§ RECORD EXTRACTS:

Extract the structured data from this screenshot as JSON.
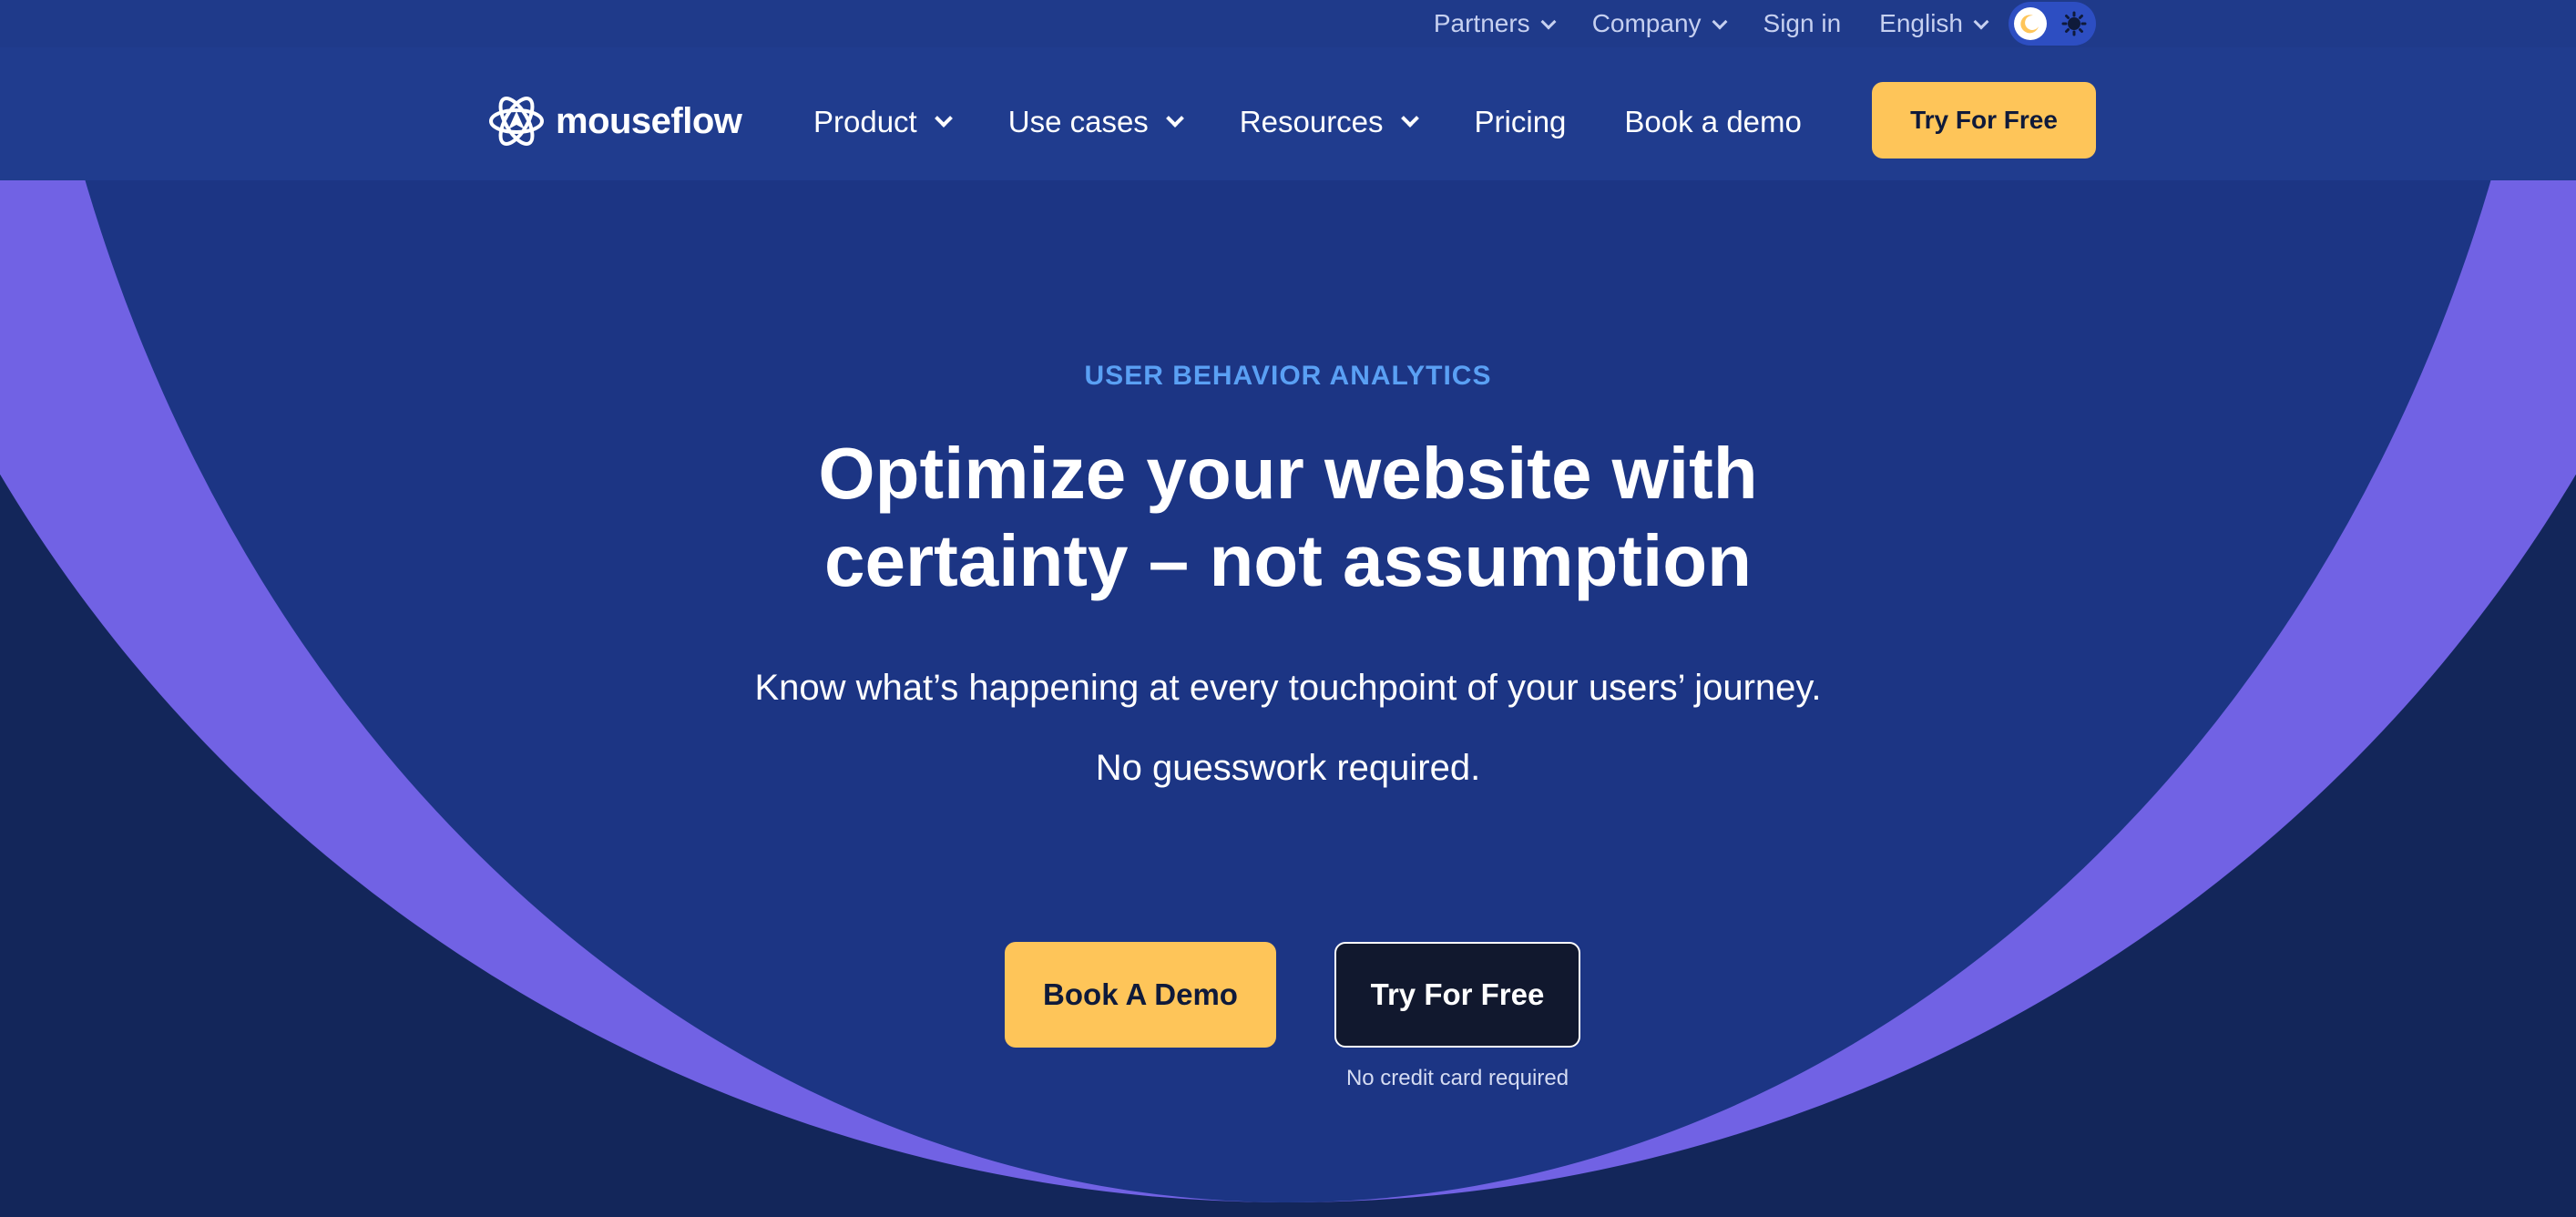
{
  "colors": {
    "page_bg": "#13265a",
    "hero_bg": "#1c3584",
    "ring": "#7162e4",
    "accent_yellow": "#fec559",
    "eyebrow_blue": "#5aa0f4"
  },
  "top_bar": {
    "partners": "Partners",
    "company": "Company",
    "sign_in": "Sign in",
    "language": "English",
    "theme_toggle": {
      "dark_icon": "moon-icon",
      "light_icon": "sun-icon",
      "state": "dark"
    }
  },
  "nav": {
    "logo_text": "mouseflow",
    "logo_icon": "mouseflow-logo-icon",
    "links": [
      {
        "label": "Product",
        "dropdown": true
      },
      {
        "label": "Use cases",
        "dropdown": true
      },
      {
        "label": "Resources",
        "dropdown": true
      },
      {
        "label": "Pricing",
        "dropdown": false
      },
      {
        "label": "Book a demo",
        "dropdown": false
      }
    ],
    "cta": "Try For Free"
  },
  "hero": {
    "eyebrow": "USER BEHAVIOR ANALYTICS",
    "title_line1": "Optimize your website with",
    "title_line2": "certainty – not assumption",
    "subtitle": "Know what’s happening at every touchpoint of your users’ journey.",
    "subtitle2": "No guesswork required.",
    "primary_button": "Book A Demo",
    "secondary_button": "Try For Free",
    "note": "No credit card required"
  }
}
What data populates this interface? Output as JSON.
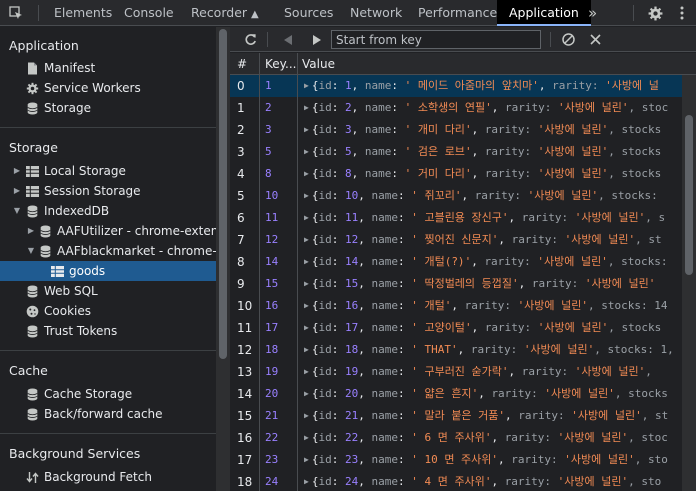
{
  "tabbar": {
    "tabs": [
      "Elements",
      "Console",
      "Recorder",
      "Sources",
      "Network",
      "Performance",
      "Application"
    ],
    "active": "Application",
    "more": "»"
  },
  "sidebar": {
    "sections": [
      {
        "title": "Application",
        "items": [
          "Manifest",
          "Service Workers",
          "Storage"
        ]
      },
      {
        "title": "Storage",
        "items": [
          "Local Storage",
          "Session Storage",
          "IndexedDB",
          "AAFUtilizer - chrome-extension",
          "AAFblackmarket - chrome-exte",
          "goods",
          "Web SQL",
          "Cookies",
          "Trust Tokens"
        ]
      },
      {
        "title": "Cache",
        "items": [
          "Cache Storage",
          "Back/forward cache"
        ]
      },
      {
        "title": "Background Services",
        "items": [
          "Background Fetch"
        ]
      }
    ],
    "selected": "goods"
  },
  "toolbar": {
    "start_key_placeholder": "Start from key"
  },
  "table": {
    "headers": [
      "#",
      "Key...",
      "Value"
    ],
    "rows": [
      {
        "num": "0",
        "key": "1",
        "id": "1",
        "name": " 메이드 아줌마의 앞치마",
        "tail": ", rarity: '사방에 널"
      },
      {
        "num": "1",
        "key": "2",
        "id": "2",
        "name": " 소학생의 연필",
        "tail": ", rarity: '사방에 널린', stoc"
      },
      {
        "num": "2",
        "key": "3",
        "id": "3",
        "name": " 개미 다리",
        "tail": ", rarity: '사방에 널린', stocks"
      },
      {
        "num": "3",
        "key": "5",
        "id": "5",
        "name": " 검은 로브",
        "tail": ", rarity: '사방에 널린', stocks"
      },
      {
        "num": "4",
        "key": "8",
        "id": "8",
        "name": " 거미 다리",
        "tail": ", rarity: '사방에 널린', stocks"
      },
      {
        "num": "5",
        "key": "10",
        "id": "10",
        "name": " 쥐꼬리",
        "tail": ", rarity: '사방에 널린', stocks: "
      },
      {
        "num": "6",
        "key": "11",
        "id": "11",
        "name": " 고블린용 장신구",
        "tail": ", rarity: '사방에 널린', s"
      },
      {
        "num": "7",
        "key": "12",
        "id": "12",
        "name": " 찢어진 신문지",
        "tail": ", rarity: '사방에 널린', st"
      },
      {
        "num": "8",
        "key": "14",
        "id": "14",
        "name": " 개털(?)",
        "tail": ", rarity: '사방에 널린', stocks:"
      },
      {
        "num": "9",
        "key": "15",
        "id": "15",
        "name": " 딱정벌레의 등껍질",
        "tail": ", rarity: '사방에 널린'"
      },
      {
        "num": "10",
        "key": "16",
        "id": "16",
        "name": " 개털",
        "tail": ", rarity: '사방에 널린', stocks: 14"
      },
      {
        "num": "11",
        "key": "17",
        "id": "17",
        "name": " 고양이털",
        "tail": ", rarity: '사방에 널린', stocks"
      },
      {
        "num": "12",
        "key": "18",
        "id": "18",
        "name": " THAT",
        "tail": ", rarity: '사방에 널린', stocks: 1,"
      },
      {
        "num": "13",
        "key": "19",
        "id": "19",
        "name": " 구부러진 숟가락",
        "tail": ", rarity: '사방에 널린', "
      },
      {
        "num": "14",
        "key": "20",
        "id": "20",
        "name": " 얇은 흔지",
        "tail": ", rarity: '사방에 널린', stocks"
      },
      {
        "num": "15",
        "key": "21",
        "id": "21",
        "name": " 말라 붙은 거품",
        "tail": ", rarity: '사방에 널린', st"
      },
      {
        "num": "16",
        "key": "22",
        "id": "22",
        "name": " 6 면 주사위",
        "tail": ", rarity: '사방에 널린', stoc"
      },
      {
        "num": "17",
        "key": "23",
        "id": "23",
        "name": " 10 면 주사위",
        "tail": ", rarity: '사방에 널린', sto"
      },
      {
        "num": "18",
        "key": "24",
        "id": "24",
        "name": " 4 면 주사위",
        "tail": ", rarity: '사방에 널린', sto"
      }
    ]
  },
  "colors": {
    "accent": "#8ab4f8",
    "selected_sidebar": "#1f5b91",
    "selected_row": "#073655",
    "key_purple": "#9980ff",
    "string_orange": "#f28b54"
  }
}
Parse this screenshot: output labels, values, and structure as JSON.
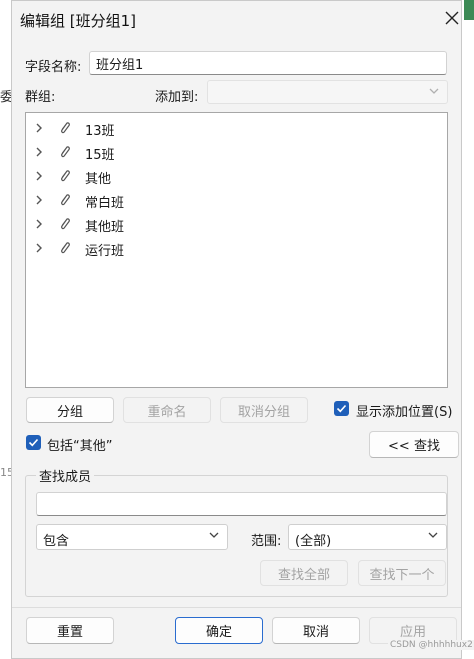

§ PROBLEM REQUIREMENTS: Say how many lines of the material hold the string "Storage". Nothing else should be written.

§ RESPONSE BELOW: 5